---------- Information shown
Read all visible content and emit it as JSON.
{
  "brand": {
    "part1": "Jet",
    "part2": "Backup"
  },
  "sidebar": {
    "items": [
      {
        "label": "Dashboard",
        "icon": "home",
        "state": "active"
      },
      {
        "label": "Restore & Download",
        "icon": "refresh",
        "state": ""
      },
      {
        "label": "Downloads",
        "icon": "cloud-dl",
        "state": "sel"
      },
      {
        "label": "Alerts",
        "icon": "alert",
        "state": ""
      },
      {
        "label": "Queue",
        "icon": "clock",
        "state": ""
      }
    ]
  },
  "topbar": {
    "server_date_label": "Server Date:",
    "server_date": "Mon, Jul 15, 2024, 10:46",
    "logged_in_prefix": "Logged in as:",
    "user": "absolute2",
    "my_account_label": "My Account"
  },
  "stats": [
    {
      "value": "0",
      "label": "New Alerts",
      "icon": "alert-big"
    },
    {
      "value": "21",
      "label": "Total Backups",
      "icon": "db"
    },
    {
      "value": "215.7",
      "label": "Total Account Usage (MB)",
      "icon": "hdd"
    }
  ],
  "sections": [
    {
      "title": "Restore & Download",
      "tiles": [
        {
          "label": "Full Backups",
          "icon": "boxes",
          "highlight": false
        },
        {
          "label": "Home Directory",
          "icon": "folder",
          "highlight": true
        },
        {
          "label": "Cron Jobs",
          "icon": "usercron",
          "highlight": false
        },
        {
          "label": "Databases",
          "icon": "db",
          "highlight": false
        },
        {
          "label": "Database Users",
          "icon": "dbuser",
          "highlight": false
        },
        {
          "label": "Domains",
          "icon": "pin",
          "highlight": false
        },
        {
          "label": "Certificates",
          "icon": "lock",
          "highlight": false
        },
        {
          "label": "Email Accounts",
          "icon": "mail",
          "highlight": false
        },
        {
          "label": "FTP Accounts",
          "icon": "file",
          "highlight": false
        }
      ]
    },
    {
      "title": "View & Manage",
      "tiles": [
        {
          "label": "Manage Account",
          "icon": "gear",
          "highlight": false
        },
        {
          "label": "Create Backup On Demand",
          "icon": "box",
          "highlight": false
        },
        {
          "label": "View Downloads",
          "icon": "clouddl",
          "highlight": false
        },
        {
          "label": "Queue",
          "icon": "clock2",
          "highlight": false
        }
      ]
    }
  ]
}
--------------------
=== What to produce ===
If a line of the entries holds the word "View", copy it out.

=== Exercise answer ===
      "title": "View & Manage",
          "label": "View Downloads",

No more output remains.